But others, saw the BoE’s decision as indicative of the foreseeable future: that the policy will remain unchanged, unless there is further slowdown of the economy which might elicit another interest rate cut. Ian Kernohan, economist at Royal London Asset Management, said: “In my view, the balance of probability still favours another small rate reduction next year, and with the Fed hiking rates, this will continue to put downward pressure on sterling against the dollar.” 

Chilling con Carney

Christmas is close, and Carney might be finally able to chill. But maybe not quite yet. At least he has done his best to keep British economy afloat, and has given the UK the best possible advice: 

“Monetary policy has been keeping the patient alive, creating the possibility of a lasting cure through fiscal and structural operations. It has averted depression and helped advanced economies live to fight another day, so that measures to restore vitality can be taken.”

Carney and the BoE have kept the patient alive, now the UK government needs to cultivate those conditions which will help him survive and flourish. 

Earlier in December, during a lecture that he gave to Liverpool Moores University, Carney eloquently addressed global inequality and the massive divide between “the superstar and lucky” and those who feel increasingly isolated, insecure and frustrated with global trade and technology.

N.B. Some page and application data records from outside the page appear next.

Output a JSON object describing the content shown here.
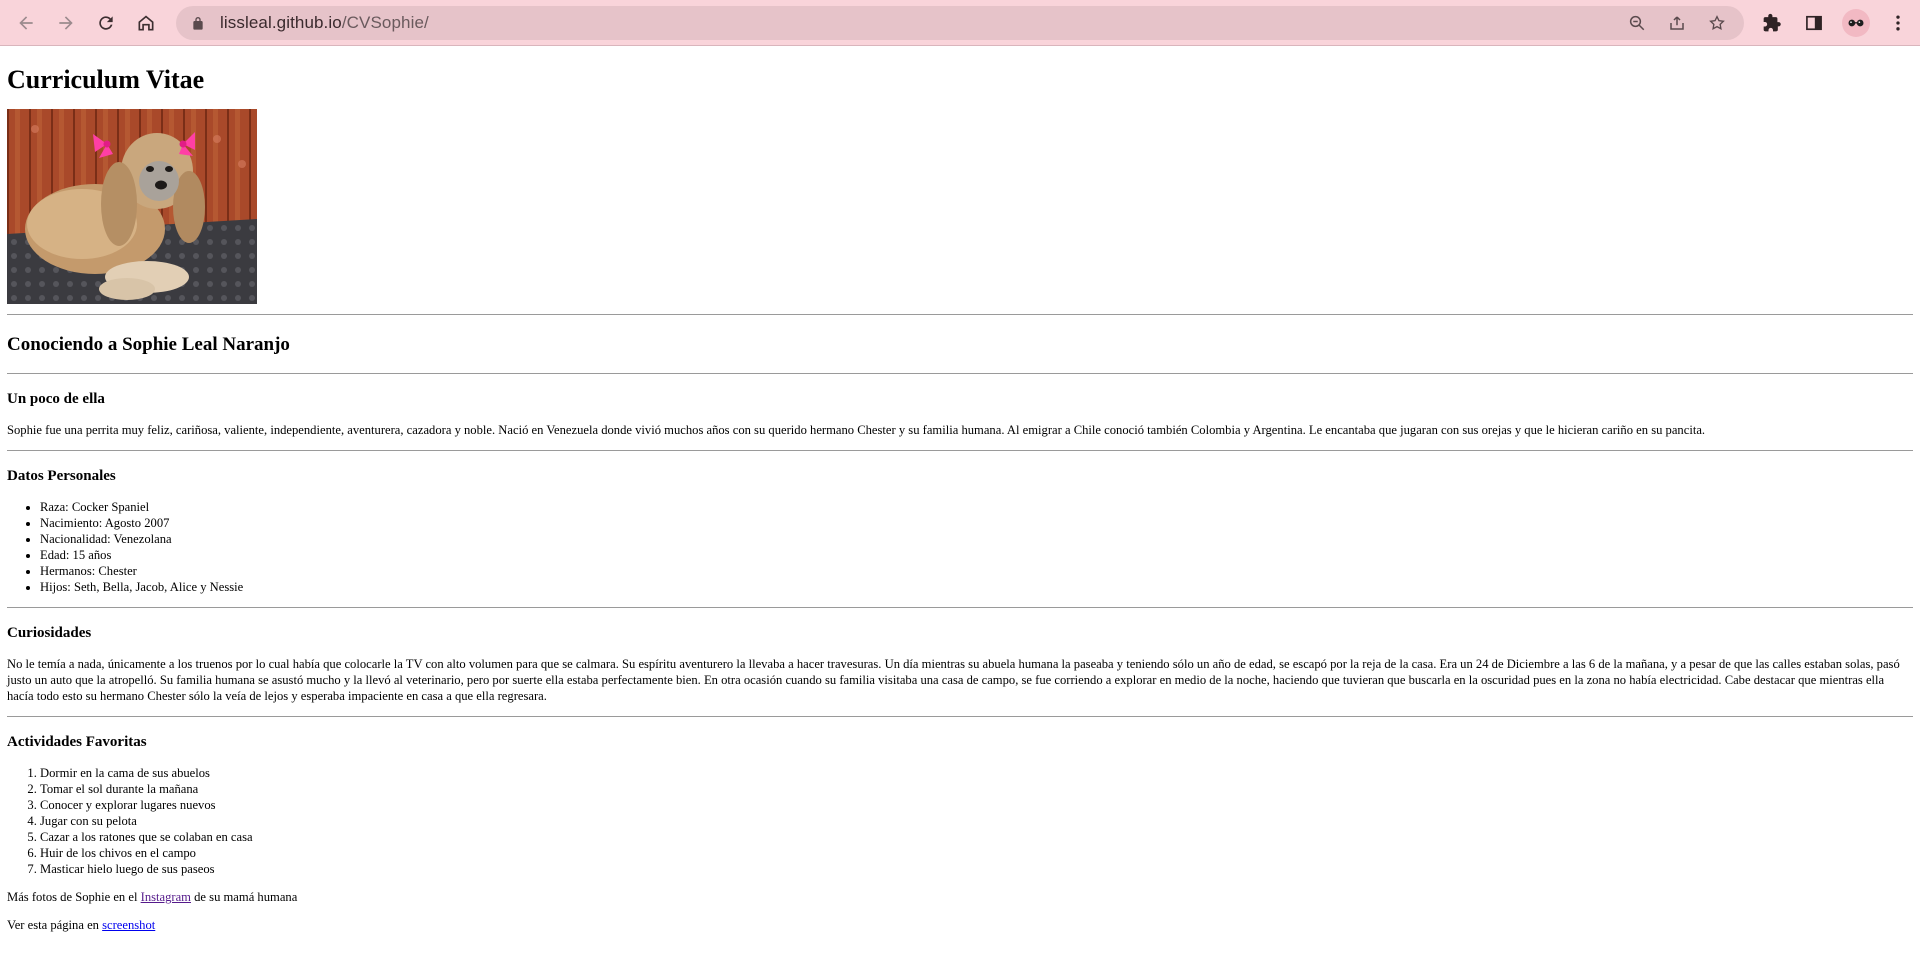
{
  "browser": {
    "url_host": "lissleal.github.io",
    "url_path": "/CVSophie/",
    "theme_color": "#f9d4da"
  },
  "cv": {
    "title": "Curriculum Vitae",
    "photo_alt": "Sophie",
    "heading": "Conociendo a Sophie Leal Naranjo",
    "about": {
      "title": "Un poco de ella",
      "text": "Sophie fue una perrita muy feliz, cariñosa, valiente, independiente, aventurera, cazadora y noble. Nació en Venezuela donde vivió muchos años con su querido hermano Chester y su familia humana. Al emigrar a Chile conoció también Colombia y Argentina. Le encantaba que jugaran con sus orejas y que le hicieran cariño en su pancita."
    },
    "personal": {
      "title": "Datos Personales",
      "items": [
        "Raza: Cocker Spaniel",
        "Nacimiento: Agosto 2007",
        "Nacionalidad: Venezolana",
        "Edad: 15 años",
        "Hermanos: Chester",
        "Hijos: Seth, Bella, Jacob, Alice y Nessie"
      ]
    },
    "curiosities": {
      "title": "Curiosidades",
      "text": "No le temía a nada, únicamente a los truenos por lo cual había que colocarle la TV con alto volumen para que se calmara. Su espíritu aventurero la llevaba a hacer travesuras. Un día mientras su abuela humana la paseaba y teniendo sólo un año de edad, se escapó por la reja de la casa. Era un 24 de Diciembre a las 6 de la mañana, y a pesar de que las calles estaban solas, pasó justo un auto que la atropelló. Su familia humana se asustó mucho y la llevó al veterinario, pero por suerte ella estaba perfectamente bien. En otra ocasión cuando su familia visitaba una casa de campo, se fue corriendo a explorar en medio de la noche, haciendo que tuvieran que buscarla en la oscuridad pues en la zona no había electricidad. Cabe destacar que mientras ella hacía todo esto su hermano Chester sólo la veía de lejos y esperaba impaciente en casa a que ella regresara."
    },
    "activities": {
      "title": "Actividades Favoritas",
      "items": [
        "Dormir en la cama de sus abuelos",
        "Tomar el sol durante la mañana",
        "Conocer y explorar lugares nuevos",
        "Jugar con su pelota",
        "Cazar a los ratones que se colaban en casa",
        "Huir de los chivos en el campo",
        "Masticar hielo luego de sus paseos"
      ]
    },
    "instagram_line": {
      "before": "Más fotos de Sophie en el ",
      "link": "Instagram",
      "after": " de su mamá humana"
    },
    "screenshot_line": {
      "before": "Ver esta página en ",
      "link": "screenshot"
    }
  }
}
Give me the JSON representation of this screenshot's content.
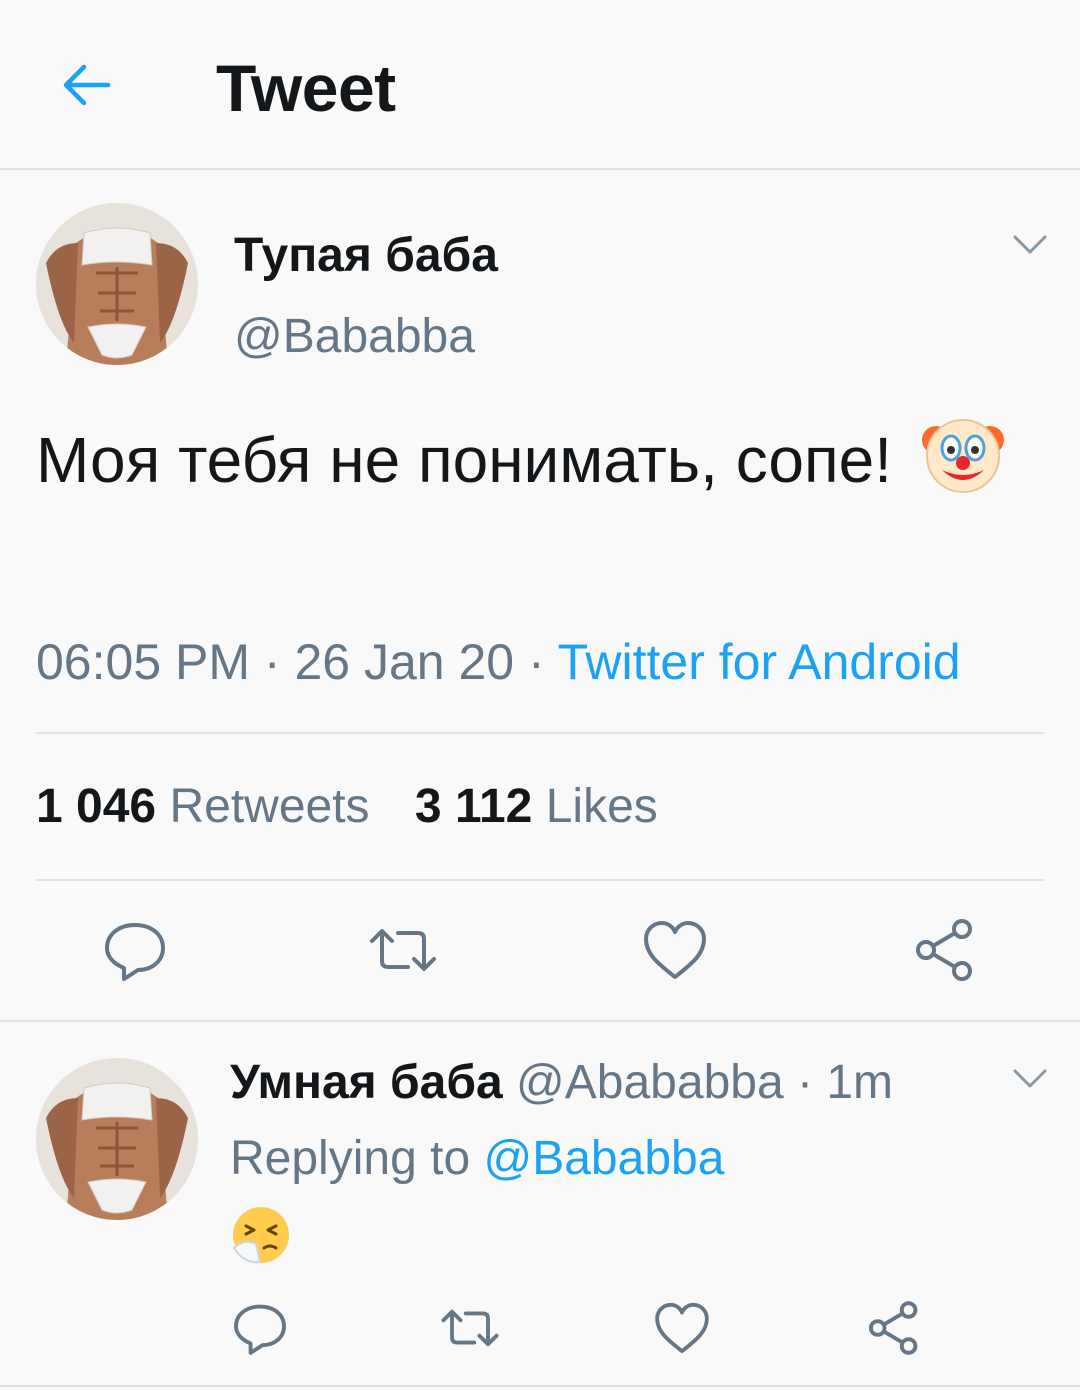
{
  "header": {
    "title": "Tweet",
    "back_icon": "arrow-left-icon"
  },
  "main_tweet": {
    "author_name": "Тупая баба",
    "author_handle": "@Bababba",
    "text": "Моя тебя не понимать, сопе!",
    "emoji": "clown-face-emoji",
    "time": "06:05 PM",
    "date": "26 Jan 20",
    "separator": " · ",
    "source": "Twitter for Android",
    "retweets_count": "1 046",
    "retweets_label": "Retweets",
    "likes_count": "3 112",
    "likes_label": "Likes"
  },
  "reply": {
    "author_name": "Умная баба",
    "author_handle": "@Abababba",
    "separator": " · ",
    "time_ago": "1m",
    "replying_prefix": "Replying to",
    "replying_to": "@Bababba",
    "emoji": "sneezing-face-emoji"
  },
  "actions": [
    "reply-icon",
    "retweet-icon",
    "like-icon",
    "share-icon"
  ],
  "colors": {
    "accent": "#1da1f2",
    "muted": "#657786",
    "text": "#14171a",
    "icon": "#657786",
    "divider": "#dde2e6"
  }
}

People who voted for Brexit were driven by concerns relating to sovereignty, economy and losing control or trust in the system. They deserved, he said, the honest opinion of economists on issues of globalisation and automation of jobs. A response that was directed to some of Carney’s critics on the Brexiteer camp. 

He recognised that globalisation “rather than a new golden era…is associated with low wages, insecure employment, stateless corporations and striking inequalities.” This combined with the way banks have been operating according to the logic of “heads-I-win-tails-you-lose bubble,” has made the public feel threatened by open markets. But “turning our backs on open markets would be a tragedy, but it is a possibility. It can only be averted by confronting the underlying reasons for this risk upfront.” Carney, repeated his answer to Theresa May’s October criticisms about the side effects of the Bank’s monetary policy. He said that the Bank can’t “be held accountable for rising inequality.”

Instead, Carney has repeatedly urged the government to get involved and support the Bank’s attempts to boost the economy. The most potentially helpful way to relieve the feeling of dissatisfaction and disillusionment was to be found “outside the Bank’s remit,” Carney said. Returning to his words, after Thursday’s monetary policy committee, might be useful for the government to revise its own policies and budgets. But it’s easier said than done.

Carney had also said that, while economists “must clearly acknowledge the challenges we face, including the realities of uneven gains from trade and technology,” in order to “grow our economy” we need to rebalance “the mix of monetary policy, fiscal policy and structural reforms.” And most importantly, Carney advised the government to distribute wealth so that everyone “has a stake in globalisation.”

Carney’s advice is invaluable and thoughtful, and perhaps Theresa May could take a few lessons from him. Otherwise, we might end up like Prince Charles in last week’s picture where he is seen admiring the BoE’s Christmas tree, gazing upwards in eager anticipation of glimpsing some divine illumination.